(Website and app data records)
==================================================

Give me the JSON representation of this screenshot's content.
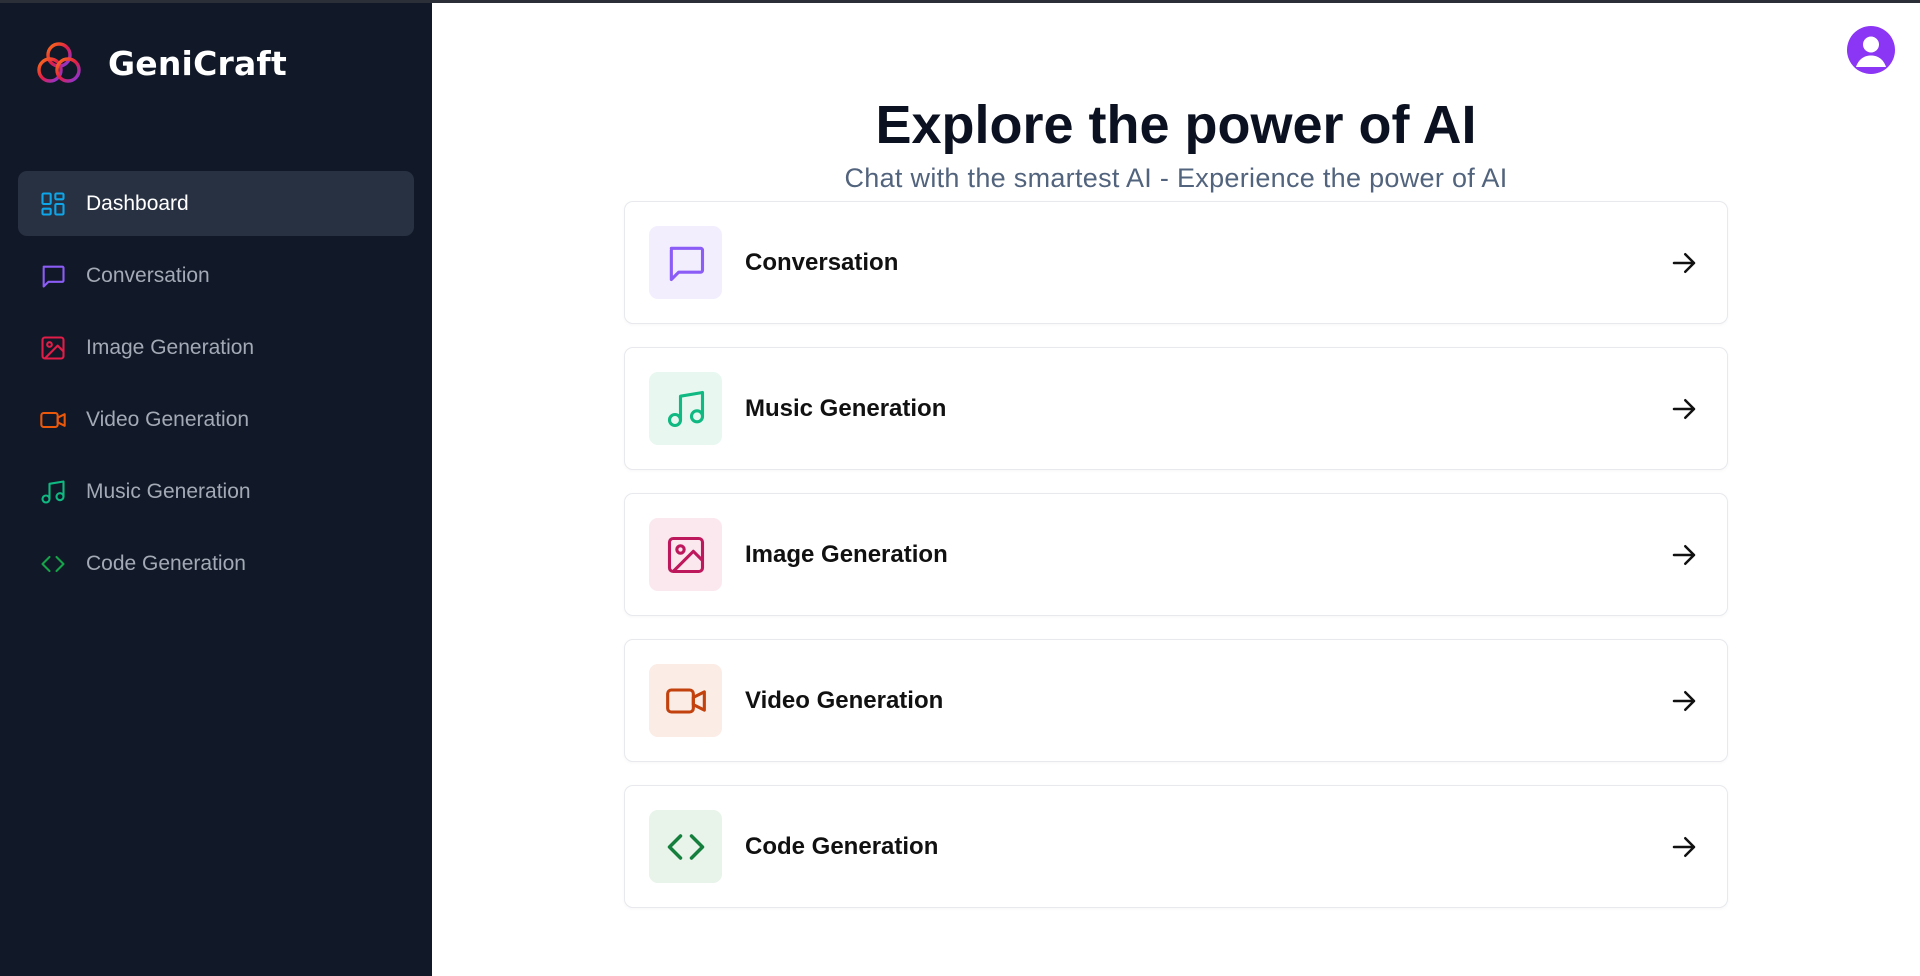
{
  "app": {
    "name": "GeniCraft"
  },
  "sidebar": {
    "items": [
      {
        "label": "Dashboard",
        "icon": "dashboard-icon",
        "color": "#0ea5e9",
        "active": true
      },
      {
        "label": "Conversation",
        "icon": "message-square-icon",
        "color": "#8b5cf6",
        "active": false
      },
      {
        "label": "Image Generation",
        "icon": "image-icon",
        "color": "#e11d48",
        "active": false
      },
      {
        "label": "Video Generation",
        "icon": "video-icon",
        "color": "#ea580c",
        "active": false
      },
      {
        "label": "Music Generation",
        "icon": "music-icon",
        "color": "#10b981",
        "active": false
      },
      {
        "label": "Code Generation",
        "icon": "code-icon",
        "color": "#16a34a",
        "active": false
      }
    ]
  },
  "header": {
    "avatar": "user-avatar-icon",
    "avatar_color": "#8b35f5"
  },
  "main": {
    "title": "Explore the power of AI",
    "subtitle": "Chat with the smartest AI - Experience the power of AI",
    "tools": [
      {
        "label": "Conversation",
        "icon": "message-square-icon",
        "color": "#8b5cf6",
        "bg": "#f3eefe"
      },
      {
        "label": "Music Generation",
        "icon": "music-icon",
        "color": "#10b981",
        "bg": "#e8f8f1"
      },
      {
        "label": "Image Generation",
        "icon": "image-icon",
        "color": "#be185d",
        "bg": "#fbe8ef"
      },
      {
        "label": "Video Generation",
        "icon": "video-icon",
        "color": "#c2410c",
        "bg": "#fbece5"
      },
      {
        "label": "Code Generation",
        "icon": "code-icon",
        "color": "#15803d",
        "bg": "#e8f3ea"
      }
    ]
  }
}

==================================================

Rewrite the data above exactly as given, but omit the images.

Give me the JSON representation of this screenshot's content.
{
  "app": {
    "name": "GeniCraft"
  },
  "sidebar": {
    "items": [
      {
        "label": "Dashboard",
        "icon": "dashboard-icon",
        "color": "#0ea5e9",
        "active": true
      },
      {
        "label": "Conversation",
        "icon": "message-square-icon",
        "color": "#8b5cf6",
        "active": false
      },
      {
        "label": "Image Generation",
        "icon": "image-icon",
        "color": "#e11d48",
        "active": false
      },
      {
        "label": "Video Generation",
        "icon": "video-icon",
        "color": "#ea580c",
        "active": false
      },
      {
        "label": "Music Generation",
        "icon": "music-icon",
        "color": "#10b981",
        "active": false
      },
      {
        "label": "Code Generation",
        "icon": "code-icon",
        "color": "#16a34a",
        "active": false
      }
    ]
  },
  "header": {
    "avatar": "user-avatar-icon",
    "avatar_color": "#8b35f5"
  },
  "main": {
    "title": "Explore the power of AI",
    "subtitle": "Chat with the smartest AI - Experience the power of AI",
    "tools": [
      {
        "label": "Conversation",
        "icon": "message-square-icon",
        "color": "#8b5cf6",
        "bg": "#f3eefe"
      },
      {
        "label": "Music Generation",
        "icon": "music-icon",
        "color": "#10b981",
        "bg": "#e8f8f1"
      },
      {
        "label": "Image Generation",
        "icon": "image-icon",
        "color": "#be185d",
        "bg": "#fbe8ef"
      },
      {
        "label": "Video Generation",
        "icon": "video-icon",
        "color": "#c2410c",
        "bg": "#fbece5"
      },
      {
        "label": "Code Generation",
        "icon": "code-icon",
        "color": "#15803d",
        "bg": "#e8f3ea"
      }
    ]
  }
}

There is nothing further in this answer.